Record extracts START

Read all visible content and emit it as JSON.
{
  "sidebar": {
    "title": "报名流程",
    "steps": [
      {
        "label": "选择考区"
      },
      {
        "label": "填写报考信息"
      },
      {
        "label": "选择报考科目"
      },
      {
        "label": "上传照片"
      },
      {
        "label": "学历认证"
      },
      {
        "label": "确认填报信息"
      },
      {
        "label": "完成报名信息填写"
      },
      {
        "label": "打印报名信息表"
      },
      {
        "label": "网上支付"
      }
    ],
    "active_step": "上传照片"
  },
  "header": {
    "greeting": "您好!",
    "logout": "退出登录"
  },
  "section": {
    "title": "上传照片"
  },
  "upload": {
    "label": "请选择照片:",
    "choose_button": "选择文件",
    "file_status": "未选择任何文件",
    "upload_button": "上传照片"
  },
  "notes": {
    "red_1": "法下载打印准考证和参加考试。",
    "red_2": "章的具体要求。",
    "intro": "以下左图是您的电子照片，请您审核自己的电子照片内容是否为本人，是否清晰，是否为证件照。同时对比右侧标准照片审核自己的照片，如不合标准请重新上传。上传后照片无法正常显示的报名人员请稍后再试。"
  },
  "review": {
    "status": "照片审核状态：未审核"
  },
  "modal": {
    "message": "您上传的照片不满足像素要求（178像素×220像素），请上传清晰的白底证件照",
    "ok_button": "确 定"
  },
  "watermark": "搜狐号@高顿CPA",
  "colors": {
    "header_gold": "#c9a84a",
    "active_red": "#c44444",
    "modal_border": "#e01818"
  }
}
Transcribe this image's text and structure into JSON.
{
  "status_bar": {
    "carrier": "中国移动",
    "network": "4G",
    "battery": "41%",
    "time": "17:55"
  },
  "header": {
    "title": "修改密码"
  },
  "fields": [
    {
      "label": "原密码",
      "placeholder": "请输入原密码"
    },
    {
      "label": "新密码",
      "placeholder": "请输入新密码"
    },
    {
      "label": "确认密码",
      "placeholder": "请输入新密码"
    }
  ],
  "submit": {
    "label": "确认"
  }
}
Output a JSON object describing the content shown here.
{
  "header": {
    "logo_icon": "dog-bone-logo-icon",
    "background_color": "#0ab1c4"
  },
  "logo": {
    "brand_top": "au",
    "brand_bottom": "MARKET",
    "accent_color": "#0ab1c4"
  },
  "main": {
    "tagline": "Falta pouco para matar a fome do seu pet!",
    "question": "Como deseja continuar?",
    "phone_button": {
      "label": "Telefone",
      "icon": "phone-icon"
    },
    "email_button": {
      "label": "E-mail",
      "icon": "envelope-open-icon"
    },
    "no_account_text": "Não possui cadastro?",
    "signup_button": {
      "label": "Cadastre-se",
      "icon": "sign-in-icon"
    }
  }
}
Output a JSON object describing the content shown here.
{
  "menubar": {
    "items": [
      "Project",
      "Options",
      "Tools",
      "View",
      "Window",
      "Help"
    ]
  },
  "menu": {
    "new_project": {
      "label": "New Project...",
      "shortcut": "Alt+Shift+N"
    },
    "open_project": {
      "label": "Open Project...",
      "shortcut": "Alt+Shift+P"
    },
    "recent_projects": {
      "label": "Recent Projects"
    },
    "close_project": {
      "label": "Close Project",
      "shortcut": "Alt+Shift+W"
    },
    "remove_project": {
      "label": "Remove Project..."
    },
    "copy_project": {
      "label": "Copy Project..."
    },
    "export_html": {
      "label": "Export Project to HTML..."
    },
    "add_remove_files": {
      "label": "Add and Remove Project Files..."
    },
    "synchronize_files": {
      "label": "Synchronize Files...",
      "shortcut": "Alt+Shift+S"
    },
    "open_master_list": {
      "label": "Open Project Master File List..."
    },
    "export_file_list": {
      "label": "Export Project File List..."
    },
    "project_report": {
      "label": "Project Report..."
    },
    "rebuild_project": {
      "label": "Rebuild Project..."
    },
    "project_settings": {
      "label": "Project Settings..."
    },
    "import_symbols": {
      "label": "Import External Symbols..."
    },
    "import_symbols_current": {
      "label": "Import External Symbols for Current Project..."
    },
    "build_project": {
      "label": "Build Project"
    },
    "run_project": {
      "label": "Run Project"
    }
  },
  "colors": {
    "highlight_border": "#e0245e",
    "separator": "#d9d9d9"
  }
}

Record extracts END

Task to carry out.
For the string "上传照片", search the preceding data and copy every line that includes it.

Response.
        "label": "上传照片"
    "active_step": "上传照片"
    "title": "上传照片"
    "upload_button": "上传照片"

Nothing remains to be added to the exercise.